Our estimates use the Urban Institute’s Health Insurance Policy Simulation Model’s (HIPSM) baseline for 2022. HIPSM is a detailed microsimulation model of the health care system designed to estimate the cost and coverage effects of proposed health care policy options. HIPSM is based on two years of the American Community Survey, which provides a representative sample of families large enough for us to produce estimates for individual states and smaller regions, such as cities.5
For the pre-American Rescue Plan Act (ARPA) baseline of our analysis we chose 2022, a year when economic conditions should be more stable, following the COVID-19 pandemic and consequent recession in 2020. We assume, consistent with Congressional Budget Office projections, that the economy will have partly recovered from the pandemic recession by that time.
For this analysis, we also assume that Medicaid’s enhanced Federal Medical Assistance Percentage (FMAP) and the maintenance of effort provisions in the Families First Coronavirus Response Act will have expired before 2022. However, in a letter to governors sent in late January 2021, the acting secretary of the U.S. Department of Health and Human Services indicated the public health emergency declaration will be extended through calendar year 2021.6 This means Medicaid’s Maintenance of Eligibility (MOE) requirements, which prohibit states from disenrolling Medicaid enrollees unless they request it, are expected to last through January 2022. After that, the increased enrollment because of the MOE requirements will start to decline as states resume normal eligibility determinations.
Although recent guidance allows states up to 12 months to unwind the MOE provisions, it remains uncertain how fast this will happen.

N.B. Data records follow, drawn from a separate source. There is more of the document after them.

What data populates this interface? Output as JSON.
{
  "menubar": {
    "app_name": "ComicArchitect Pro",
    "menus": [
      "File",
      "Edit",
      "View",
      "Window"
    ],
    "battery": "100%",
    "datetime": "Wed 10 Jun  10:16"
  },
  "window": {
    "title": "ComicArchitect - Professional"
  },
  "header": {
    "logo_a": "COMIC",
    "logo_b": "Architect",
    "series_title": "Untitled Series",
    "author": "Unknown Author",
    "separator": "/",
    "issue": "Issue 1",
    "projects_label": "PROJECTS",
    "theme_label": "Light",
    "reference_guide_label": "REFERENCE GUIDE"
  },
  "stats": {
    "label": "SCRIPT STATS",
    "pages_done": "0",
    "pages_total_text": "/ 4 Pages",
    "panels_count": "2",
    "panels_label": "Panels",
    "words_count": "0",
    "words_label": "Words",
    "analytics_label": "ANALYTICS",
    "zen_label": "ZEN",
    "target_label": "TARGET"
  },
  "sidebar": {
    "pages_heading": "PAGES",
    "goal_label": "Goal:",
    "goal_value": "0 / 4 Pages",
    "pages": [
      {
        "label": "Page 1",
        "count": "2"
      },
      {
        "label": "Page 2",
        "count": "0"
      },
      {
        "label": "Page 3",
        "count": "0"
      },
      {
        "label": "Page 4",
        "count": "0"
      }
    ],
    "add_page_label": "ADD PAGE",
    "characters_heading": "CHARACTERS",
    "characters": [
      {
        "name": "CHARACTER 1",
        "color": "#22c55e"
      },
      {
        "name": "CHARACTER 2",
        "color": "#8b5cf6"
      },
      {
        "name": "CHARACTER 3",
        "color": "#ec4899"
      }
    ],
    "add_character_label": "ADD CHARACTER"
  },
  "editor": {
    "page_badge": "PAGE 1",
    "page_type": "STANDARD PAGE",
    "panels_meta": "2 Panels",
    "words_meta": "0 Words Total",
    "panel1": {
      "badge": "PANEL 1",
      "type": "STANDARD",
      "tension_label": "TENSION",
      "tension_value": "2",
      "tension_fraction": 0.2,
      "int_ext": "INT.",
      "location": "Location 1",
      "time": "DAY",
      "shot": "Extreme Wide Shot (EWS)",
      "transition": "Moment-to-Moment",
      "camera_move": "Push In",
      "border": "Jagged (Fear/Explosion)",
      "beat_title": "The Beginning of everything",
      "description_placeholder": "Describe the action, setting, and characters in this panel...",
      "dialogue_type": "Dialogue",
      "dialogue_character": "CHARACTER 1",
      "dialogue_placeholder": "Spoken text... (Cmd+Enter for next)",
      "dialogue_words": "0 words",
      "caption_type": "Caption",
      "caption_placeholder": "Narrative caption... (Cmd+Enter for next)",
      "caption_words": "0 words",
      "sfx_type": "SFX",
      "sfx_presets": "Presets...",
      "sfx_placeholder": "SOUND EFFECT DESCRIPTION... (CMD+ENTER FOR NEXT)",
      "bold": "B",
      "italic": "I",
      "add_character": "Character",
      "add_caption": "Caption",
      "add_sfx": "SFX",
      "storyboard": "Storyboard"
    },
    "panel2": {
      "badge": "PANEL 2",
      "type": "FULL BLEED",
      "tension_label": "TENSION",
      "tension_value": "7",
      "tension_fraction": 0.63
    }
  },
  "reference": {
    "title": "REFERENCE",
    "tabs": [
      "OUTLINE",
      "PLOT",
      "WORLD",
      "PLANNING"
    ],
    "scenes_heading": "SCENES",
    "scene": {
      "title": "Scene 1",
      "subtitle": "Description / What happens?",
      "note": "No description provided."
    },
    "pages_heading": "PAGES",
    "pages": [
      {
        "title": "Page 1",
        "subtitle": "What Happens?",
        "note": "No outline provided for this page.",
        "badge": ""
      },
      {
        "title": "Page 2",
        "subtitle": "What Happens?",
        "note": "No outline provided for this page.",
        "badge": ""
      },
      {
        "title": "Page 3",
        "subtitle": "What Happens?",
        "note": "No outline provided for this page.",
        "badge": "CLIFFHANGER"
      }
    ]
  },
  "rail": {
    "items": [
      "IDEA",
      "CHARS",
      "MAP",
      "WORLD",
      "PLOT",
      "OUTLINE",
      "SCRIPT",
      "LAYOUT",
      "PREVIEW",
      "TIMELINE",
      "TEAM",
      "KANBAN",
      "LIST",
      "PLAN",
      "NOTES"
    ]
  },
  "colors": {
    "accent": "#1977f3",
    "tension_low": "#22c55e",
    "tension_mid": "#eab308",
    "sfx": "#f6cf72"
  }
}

As a result, Medicaid enrollment may be higher in early 2022 than indicated in our estimates. Also, the enhanced FMAP is expected to be available through March 2022. The federal government will pay a higher share of Medicaid costs in the first quarter of 2022 than we indicate.
The baseline and estimates presented here differ from earlier national HIPSM projections of coverage and costs in that we now treat Missouri and Oklahoma as Medicaid expansion states. Both states passed ballot measures in 2020 to expand Medicaid but had not actually begun coverage when we published earlier projections.
The ARPA includes an additional financial incentive for states that have not expanded Medicaid to do so; newly expanding states receive a boost of 5 percentage points to their FMAP for two years. Because neither Oklahoma nor Missouri had begun covering Medicaid expansion beneficiaries as of March 2021 when the ARPA became law, they are eligible for the incentive payment. We estimate that the incentive would shift $808 million of state costs to the federal government in 2022. As limited duration incentive payments, these costs are not included in our baseline or in the estimates presented in this paper.
We thank John Holahan for his careful review of this report.
Jessica S. Banthin, Michael Simpson, and Andrew Green, The Coverage and Cost Effects of Key Health Insurance Reforms Being Considered by Congress (Commonwealth Fund, Sept. 2021). https://doi.org/10.26099/4gyx-ry85